Italy and France said there was "not enough progress" on the euro zone debt crisis today.
Fresh market tensions increased pressure on EU leaders to find a way to end the two-year crisis.
"The progress made, including in the governance of the euro zone, is not sufficient and we need to strengthen the weak parts of the system," Mario Monti said during a visit by French President Francois Hollande to Rome.
Markets are waiting with baited breath for a crucial Greek election which may see Athens exit the euro zone.
With just three days to go before Greeks vote to continue with austerity or bring in a party which has promised to tear up the bailout conditions, Monti and Hollande said they hope Greece will stay in the euro zone.
"I want to reaffirm the hope, shared with President Hollande, that Athens will remain in the euro zone and respect its engagements," Monti said.
The reference to the need to tackle governance in the euro zone came after Germany-fuelled calls for a big leap towards further EU integration. Chancellor Angela Merkel had also issued a harsh warning earlier today on the impossibility of Berlin saving the euro zone alone.
In an attempt to ease the tension, Monti said he knew that "Merkel is continually looking for a solution for Europe" and "is always interested in finding the best answers both on growth and on stability."
The talks came a week before a key four-way summit at the end of June. Both leaders are pushing for growth and presidential sources in Paris said Hollande has prepared a "road map" which also probes the benefits of pooling debt.
At the talks, Monti and Hollande "exchanged opinions on the hypothesis" of "shared bonds", the Italian leader said. Both Monti and Hollande have expressed interest in a debt-pooling scheme.
But Merkel earlier said that those clamouring for Germany to "pour billions into eurobonds, stability funds, European bank deposit guarantee funds" wanted a quick crisis fix that was unsustainable.
The talks came as Spain flounders and fears grow over Greece's fate.
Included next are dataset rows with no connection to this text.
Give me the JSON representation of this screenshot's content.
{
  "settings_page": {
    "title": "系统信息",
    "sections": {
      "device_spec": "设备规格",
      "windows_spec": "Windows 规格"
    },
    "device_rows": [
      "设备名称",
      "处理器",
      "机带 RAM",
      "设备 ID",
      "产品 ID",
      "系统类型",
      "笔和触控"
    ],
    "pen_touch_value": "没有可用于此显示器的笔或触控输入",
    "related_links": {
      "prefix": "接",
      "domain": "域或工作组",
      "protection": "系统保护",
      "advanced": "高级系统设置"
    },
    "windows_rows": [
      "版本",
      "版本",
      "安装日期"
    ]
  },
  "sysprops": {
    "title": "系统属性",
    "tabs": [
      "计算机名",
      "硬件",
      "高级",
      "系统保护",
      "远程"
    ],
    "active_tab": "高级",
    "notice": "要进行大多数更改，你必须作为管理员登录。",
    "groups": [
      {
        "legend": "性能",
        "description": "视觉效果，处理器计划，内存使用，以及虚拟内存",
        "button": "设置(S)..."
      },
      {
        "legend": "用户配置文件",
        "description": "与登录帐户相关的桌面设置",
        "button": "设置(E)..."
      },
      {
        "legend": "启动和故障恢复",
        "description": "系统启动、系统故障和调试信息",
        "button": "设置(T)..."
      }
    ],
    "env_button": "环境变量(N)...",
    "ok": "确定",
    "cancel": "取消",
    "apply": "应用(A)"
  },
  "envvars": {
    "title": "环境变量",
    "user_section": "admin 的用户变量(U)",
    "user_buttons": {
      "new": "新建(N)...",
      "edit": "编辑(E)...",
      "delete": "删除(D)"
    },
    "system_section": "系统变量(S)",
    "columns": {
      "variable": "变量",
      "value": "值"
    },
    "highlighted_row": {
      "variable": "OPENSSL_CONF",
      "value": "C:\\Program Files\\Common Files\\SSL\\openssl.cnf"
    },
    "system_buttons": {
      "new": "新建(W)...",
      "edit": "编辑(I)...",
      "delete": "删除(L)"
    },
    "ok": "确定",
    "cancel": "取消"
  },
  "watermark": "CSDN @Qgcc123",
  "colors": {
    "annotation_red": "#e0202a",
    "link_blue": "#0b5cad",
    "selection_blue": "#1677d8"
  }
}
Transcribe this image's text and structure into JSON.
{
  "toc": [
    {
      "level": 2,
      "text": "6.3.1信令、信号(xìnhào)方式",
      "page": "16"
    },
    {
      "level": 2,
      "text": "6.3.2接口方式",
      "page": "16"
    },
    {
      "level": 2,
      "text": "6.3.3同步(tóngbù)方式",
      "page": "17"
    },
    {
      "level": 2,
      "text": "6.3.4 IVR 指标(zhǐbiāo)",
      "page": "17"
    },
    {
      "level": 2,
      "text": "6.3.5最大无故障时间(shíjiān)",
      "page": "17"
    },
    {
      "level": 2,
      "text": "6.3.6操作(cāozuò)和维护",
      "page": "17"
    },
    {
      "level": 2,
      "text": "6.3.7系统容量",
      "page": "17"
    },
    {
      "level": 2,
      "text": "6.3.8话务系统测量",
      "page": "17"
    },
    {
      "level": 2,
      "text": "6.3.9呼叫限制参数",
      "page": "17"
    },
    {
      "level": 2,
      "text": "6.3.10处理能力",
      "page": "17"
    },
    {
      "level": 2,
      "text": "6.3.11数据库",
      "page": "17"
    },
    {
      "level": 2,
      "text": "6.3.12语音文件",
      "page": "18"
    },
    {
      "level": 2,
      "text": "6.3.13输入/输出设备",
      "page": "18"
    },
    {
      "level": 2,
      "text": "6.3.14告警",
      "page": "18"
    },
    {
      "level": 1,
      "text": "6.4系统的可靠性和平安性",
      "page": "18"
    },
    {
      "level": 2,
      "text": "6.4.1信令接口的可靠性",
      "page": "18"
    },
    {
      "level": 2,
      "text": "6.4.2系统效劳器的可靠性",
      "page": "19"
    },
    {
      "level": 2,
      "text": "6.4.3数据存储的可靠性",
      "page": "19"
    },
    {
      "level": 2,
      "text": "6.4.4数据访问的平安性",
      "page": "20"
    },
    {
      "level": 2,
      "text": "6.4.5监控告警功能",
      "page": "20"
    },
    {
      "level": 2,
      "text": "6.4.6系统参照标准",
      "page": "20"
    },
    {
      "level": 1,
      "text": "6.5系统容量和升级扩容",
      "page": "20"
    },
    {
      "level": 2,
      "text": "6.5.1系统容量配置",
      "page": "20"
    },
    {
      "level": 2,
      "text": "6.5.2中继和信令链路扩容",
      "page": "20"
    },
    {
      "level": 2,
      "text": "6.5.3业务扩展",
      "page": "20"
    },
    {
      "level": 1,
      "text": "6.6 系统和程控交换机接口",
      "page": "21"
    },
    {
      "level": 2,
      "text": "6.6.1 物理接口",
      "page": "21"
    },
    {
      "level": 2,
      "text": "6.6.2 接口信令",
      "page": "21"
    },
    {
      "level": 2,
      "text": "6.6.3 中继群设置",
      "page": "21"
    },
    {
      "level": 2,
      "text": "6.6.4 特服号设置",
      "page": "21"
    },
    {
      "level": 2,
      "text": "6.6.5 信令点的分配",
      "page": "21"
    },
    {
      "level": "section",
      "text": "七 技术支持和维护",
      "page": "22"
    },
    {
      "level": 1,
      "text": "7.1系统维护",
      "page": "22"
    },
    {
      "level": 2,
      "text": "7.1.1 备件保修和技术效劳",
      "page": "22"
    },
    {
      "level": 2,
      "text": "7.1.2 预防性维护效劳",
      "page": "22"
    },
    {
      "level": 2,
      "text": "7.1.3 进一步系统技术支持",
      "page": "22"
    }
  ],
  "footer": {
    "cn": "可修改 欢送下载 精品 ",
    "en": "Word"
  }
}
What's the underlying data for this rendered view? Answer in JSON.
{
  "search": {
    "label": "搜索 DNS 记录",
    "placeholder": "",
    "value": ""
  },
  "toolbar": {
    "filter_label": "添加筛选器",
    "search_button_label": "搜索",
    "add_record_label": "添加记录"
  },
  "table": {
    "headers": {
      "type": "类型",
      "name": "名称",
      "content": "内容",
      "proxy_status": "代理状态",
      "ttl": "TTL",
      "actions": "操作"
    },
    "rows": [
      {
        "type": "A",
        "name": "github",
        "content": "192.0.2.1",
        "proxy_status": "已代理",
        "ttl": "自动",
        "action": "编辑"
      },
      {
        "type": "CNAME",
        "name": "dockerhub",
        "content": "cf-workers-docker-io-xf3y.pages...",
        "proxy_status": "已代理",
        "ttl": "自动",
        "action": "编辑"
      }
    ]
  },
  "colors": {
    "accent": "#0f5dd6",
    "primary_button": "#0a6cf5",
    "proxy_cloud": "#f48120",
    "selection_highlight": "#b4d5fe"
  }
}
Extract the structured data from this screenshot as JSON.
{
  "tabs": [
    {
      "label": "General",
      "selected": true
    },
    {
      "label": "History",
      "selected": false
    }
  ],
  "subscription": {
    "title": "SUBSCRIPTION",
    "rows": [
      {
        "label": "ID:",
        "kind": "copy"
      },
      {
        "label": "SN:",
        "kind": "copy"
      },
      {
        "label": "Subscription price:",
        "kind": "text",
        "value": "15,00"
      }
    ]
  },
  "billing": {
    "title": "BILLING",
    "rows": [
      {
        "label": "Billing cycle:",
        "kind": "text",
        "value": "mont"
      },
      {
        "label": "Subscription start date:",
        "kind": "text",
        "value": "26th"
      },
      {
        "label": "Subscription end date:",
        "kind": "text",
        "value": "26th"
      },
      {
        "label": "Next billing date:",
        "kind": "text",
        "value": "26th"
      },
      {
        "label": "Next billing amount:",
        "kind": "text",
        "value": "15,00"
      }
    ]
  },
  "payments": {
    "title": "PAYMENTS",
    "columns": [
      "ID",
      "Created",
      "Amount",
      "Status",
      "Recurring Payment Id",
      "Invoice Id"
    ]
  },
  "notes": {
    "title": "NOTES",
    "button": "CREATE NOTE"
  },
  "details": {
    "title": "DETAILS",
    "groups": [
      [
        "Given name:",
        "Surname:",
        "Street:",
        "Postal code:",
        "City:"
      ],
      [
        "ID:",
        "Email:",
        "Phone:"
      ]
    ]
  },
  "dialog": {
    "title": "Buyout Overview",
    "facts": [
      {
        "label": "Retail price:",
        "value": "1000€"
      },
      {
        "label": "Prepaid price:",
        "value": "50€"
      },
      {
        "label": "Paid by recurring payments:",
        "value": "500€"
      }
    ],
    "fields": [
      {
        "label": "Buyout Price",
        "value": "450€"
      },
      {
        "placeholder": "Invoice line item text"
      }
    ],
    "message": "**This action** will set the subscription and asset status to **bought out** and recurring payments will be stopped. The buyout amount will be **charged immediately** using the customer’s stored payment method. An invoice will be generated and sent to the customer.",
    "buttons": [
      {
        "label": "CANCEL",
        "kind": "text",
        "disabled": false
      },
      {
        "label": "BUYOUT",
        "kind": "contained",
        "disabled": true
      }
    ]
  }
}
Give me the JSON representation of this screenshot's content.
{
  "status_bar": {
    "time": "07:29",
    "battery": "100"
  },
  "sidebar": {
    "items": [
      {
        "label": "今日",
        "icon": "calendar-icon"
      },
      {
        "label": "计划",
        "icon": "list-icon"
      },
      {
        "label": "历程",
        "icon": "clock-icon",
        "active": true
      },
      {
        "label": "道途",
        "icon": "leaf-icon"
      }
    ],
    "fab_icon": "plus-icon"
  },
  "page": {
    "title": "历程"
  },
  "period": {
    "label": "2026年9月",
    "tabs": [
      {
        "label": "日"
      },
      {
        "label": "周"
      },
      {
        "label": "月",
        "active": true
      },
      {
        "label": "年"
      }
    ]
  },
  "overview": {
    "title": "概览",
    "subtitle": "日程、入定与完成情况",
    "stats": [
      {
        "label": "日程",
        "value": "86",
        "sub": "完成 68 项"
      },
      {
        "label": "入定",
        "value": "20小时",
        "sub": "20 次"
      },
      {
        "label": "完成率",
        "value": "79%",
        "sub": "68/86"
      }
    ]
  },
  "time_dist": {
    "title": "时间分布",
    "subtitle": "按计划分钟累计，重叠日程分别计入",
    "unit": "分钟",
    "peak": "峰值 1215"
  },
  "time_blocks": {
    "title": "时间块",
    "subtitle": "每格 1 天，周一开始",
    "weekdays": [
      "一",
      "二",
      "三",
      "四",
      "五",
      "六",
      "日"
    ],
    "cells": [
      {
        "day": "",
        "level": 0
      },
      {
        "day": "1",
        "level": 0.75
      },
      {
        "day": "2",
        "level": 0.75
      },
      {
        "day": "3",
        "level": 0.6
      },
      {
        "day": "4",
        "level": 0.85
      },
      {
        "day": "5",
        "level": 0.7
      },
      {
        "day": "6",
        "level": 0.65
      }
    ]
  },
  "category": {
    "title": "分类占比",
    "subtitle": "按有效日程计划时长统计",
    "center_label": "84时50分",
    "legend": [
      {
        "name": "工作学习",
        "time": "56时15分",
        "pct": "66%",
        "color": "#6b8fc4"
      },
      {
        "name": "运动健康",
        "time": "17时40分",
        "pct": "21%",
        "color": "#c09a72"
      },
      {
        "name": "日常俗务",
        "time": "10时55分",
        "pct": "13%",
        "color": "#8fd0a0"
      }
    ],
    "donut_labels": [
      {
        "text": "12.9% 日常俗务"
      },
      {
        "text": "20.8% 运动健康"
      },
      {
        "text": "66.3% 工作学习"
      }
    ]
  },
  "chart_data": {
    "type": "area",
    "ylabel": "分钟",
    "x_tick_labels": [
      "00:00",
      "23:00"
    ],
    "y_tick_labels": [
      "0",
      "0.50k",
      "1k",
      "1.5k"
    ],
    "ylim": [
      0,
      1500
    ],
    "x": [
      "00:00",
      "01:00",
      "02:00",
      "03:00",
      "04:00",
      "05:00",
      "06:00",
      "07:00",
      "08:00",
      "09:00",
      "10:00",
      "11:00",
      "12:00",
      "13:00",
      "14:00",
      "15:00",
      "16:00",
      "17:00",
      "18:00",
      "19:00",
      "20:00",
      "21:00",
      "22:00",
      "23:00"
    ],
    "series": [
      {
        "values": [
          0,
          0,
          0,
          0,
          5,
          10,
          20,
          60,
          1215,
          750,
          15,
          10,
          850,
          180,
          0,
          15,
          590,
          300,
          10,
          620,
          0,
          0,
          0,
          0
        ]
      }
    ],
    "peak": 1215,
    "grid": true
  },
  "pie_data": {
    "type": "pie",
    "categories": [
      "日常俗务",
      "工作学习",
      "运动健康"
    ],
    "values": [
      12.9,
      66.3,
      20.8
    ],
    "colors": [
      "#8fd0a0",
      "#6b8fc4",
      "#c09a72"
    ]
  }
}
The austerity-hit country, which is running out of cash for salaries and pensions, goes to the polls on Sunday in a vote which may see it exit the euro zone.
Monti has been fighting to convince financiers that Italy will not be the next domino to fall in the crisis, but the results of a bond session today proved investors were in doubt.
Earlier, Italy was punished by the bond market today as it struggled to convince investors it will not need a bailout.
The bond auction came just hours before France's Francois Hollande was due in Rome for talks on debt-crisis formulas.
Premier Mario Monti has been fighting hard to convince the international financial community that Italy will not be the next domino to fall in the crisis.
But the results of a bond session proved investors were in doubt.
Rome raised €4.5 billion in medium and longer-term financing but was forced to pay nervous investors much higher rates of return.
The yield on three year bonds rocketed to 5.3% from 3.91% in a similar sale on May 14, while bonds due in 2019 and 2020 went at 6.1% and 6.13%, above the 6% danger level for longer-term funds.
The results were a blow for Italy, which was forced to pay higher rates - 3.972% compared to 2.34% - at a 12-month bond sale yesterday - as debt-crisis sharks begin to circle.